By loanDepot Staff Writers
In the real estate industry, there’s a little known rule of which many borrowers, especially first-time homebuyers, are not aware. It’s called the minimum FICO rule, and it can save borrowers tens of thousands of dollars in interest over the life of their loan. If you are borrowing jointly, knowing this rule and using it to your advantage can have a huge impact on the interest you pay on the loan.
Your colleagues at loanDepot’s Retail Lending division want to make sure your clients get the best deal available to them. For more information on the minimum FICO rule, call us today at (877) 431-0100.
What is the minimum FICO rule?
It is estimated that more than 24,000 borrowers who took out home loans in recent years are paying more than they could be on interest – up to $1,400 more a year in some cases – according to a study conducted by economists at the Federal Reserve.
Borrowers who filed a joint application for a home loan would have been better off only applying in the name of the borrower with the better credit score, the study found. This is because joint applications take the lower of the two borrowers’ credit scores – known as the minimum FICO rule – and the borrower’s interest rate is determined based on the lower of the two scores.
Almost 10 percent of homebuyers who applied jointly could have saved money, the study found. Having the borrower with the higher credit score apply for the loan solely would have lowered the interest rate by one-eighth of a percent had they known about the rule.
More than 25 percent of joint applications in which one of the borrower’s credit score was below 740 could have reduced borrowing costs, according to the study. The majority of couples affected by the minimum FICO rule were younger, first-time homebuyers. Middle-aged borrowers, both high- and low-income earners, were found to be more like to take advantage of the rule.
Qualifying for a home loan with the minimum FICO rule
However, there’s one caveat. The individual borrower must be able to qualify for the loan on their own. The borrower with the higher credit score must also prove they have the income and proper debt-to-income ratio (DTI) to be approved. This is a sticking point for many young homebuyers who rely on joint income to purchase a home.
Government-sponsored enterprises, such as Fannie Mae and Freddie Mac, and most lenders use the minimum FICO rule.
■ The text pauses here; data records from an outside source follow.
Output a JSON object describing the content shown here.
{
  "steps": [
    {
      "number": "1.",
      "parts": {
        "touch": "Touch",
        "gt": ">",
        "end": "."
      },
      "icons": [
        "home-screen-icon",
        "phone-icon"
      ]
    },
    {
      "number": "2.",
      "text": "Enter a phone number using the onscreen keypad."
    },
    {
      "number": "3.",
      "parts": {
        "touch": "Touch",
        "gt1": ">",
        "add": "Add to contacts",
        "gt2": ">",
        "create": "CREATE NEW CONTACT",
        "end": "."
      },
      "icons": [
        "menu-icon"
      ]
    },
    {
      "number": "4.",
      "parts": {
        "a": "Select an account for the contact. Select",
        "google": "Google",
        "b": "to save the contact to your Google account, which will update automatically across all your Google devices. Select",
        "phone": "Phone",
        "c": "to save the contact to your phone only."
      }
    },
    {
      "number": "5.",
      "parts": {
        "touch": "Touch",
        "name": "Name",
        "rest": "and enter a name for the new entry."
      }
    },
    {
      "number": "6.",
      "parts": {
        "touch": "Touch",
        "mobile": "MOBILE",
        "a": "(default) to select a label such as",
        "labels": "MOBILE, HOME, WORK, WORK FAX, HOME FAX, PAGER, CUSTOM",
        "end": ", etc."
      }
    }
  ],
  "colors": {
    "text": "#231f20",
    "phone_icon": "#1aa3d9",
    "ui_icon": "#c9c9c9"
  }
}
The lender will run a credit report on both borrowers when evaluating the loan application. Even if one borrower has a good score that would qualify for more favorable terms, the minimum FICO rule says the lender must use the lower of the two scores, which can sometimes result in a higher rate.
To learn more about the minimum FICO score and applying jointly for a home loan, speak with a licensed loan officer at loanDepot’s Retail Lending division today. Click here to locate your local loan consultant.